Legitimate notes at the top. Counterfeit $50 note at the bottom

Police are warning NSW businesses to look out for counterfeit banknotes after an increase in the number reported during August.

Detective Superintendent Arthur Katsogiannis, who heads up the state’s Fraud and Cybercrime Squad, said a majority of the notes have been detected in the Sydney metropolitan area, between Newtown and Penrith.

Police initially discovered a large amount illegal notes in the Parramatta Westfield Shopping Centre, but they’ve also been reported as far west as Wagga Wagga.

“During July, we received 41 reports concerning counterfeit banknotes. The number of reports for August was 81,” Katsogiannis said.

Busy retailers who don’t have time to take a good look have fallen victim and they mistake is only picked up when the notes are picked up at the bank’s counting machine.

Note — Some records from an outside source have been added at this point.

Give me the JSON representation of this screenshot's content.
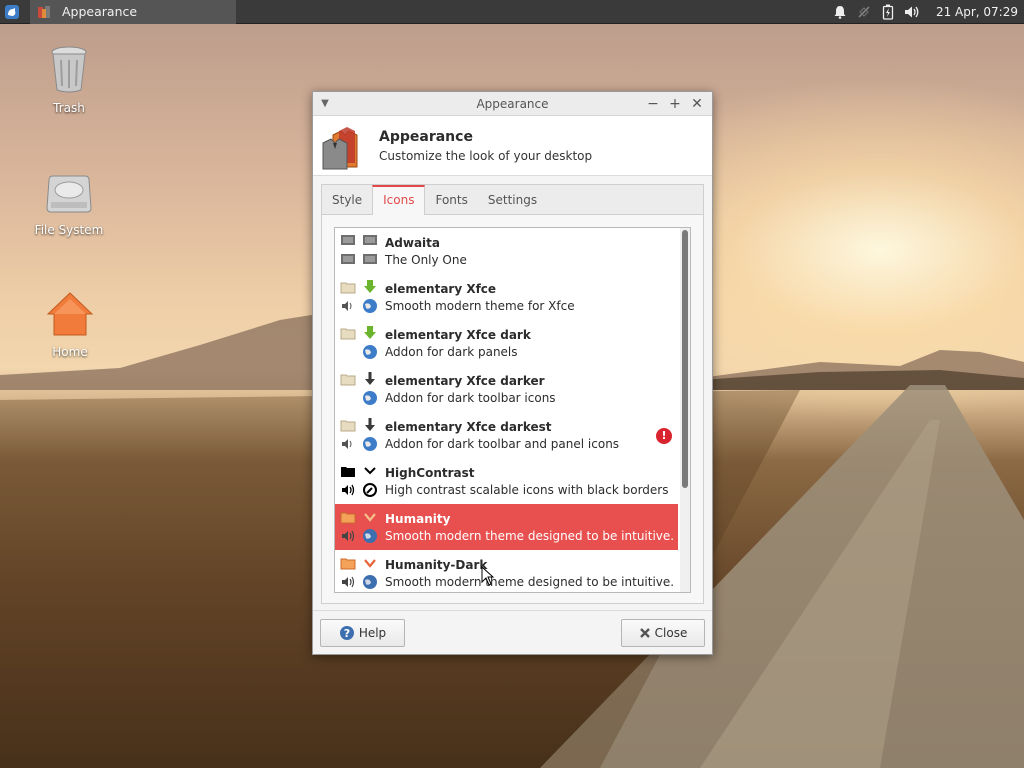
{
  "panel": {
    "task_title": "Appearance",
    "clock": "21 Apr, 07:29"
  },
  "desktop": {
    "icons": [
      {
        "label": "Trash"
      },
      {
        "label": "File System"
      },
      {
        "label": "Home"
      }
    ]
  },
  "window": {
    "title": "Appearance",
    "header_title": "Appearance",
    "header_subtitle": "Customize the look of your desktop",
    "tabs": [
      {
        "label": "Style",
        "active": false
      },
      {
        "label": "Icons",
        "active": true
      },
      {
        "label": "Fonts",
        "active": false
      },
      {
        "label": "Settings",
        "active": false
      }
    ],
    "themes": [
      {
        "name": "Adwaita",
        "description": "The Only One"
      },
      {
        "name": "elementary Xfce",
        "description": "Smooth modern theme for Xfce"
      },
      {
        "name": "elementary Xfce dark",
        "description": "Addon for dark panels"
      },
      {
        "name": "elementary Xfce darker",
        "description": "Addon for dark toolbar icons"
      },
      {
        "name": "elementary Xfce darkest",
        "description": "Addon for dark toolbar and panel icons",
        "warning": "!"
      },
      {
        "name": "HighContrast",
        "description": "High contrast scalable icons with black borders"
      },
      {
        "name": "Humanity",
        "description": "Smooth modern theme designed to be intuitive.",
        "selected": true
      },
      {
        "name": "Humanity-Dark",
        "description": "Smooth modern theme designed to be intuitive."
      }
    ],
    "help_label": "Help",
    "close_label": "Close"
  },
  "colors": {
    "accent": "#e84f4f",
    "panel": "#3a3a3a"
  }
}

Police suspect a number of individuals are responsible, rather than a single forger.

Chatswood police station has received reports of an Asian male trading the fake notes, while in Newtown police are looking for another three men.

The notes seized by police have been from a range of denominations, the vast majority are $50 and $100 notes.

The Superindendent also said in earlier August “$1500 was located, dumped at the Barangaroo site”.

While police still are investigating how the counterfeit banknotes are being made, DS Katsogiannis told Business Insider what to look out for.

  • Check there isn’t anything suspicious about the plastic spot
  • It is printed on a similar plastic paper but is slightly thicker than a normal note
  • The image printed on the notes aren’t as clear
  • They might tear whereas “legit notes don’t tear” said Katsogiannis

We reached out to the Big Four banks to hear what procedures they have in place to compensate victims, and are still waiting to hear back.

If you suspect someone has given you a fake banknote Katsogiannis says “Try to handle to note as least as possible so it can be used for a forensic investigation. Take a description of the person who gave it to you… and report the incident to your local police station.”

Police are urging anyone with information about counterfeit banknotes to call Crime Stoppers on 1800 333 000.

NOW WATCH: Briefing videos

Business Insider Emails & Alerts

Site highlights each day to your inbox.

Follow Business Insider Australia on Facebook, Twitter, LinkedIn, and Instagram.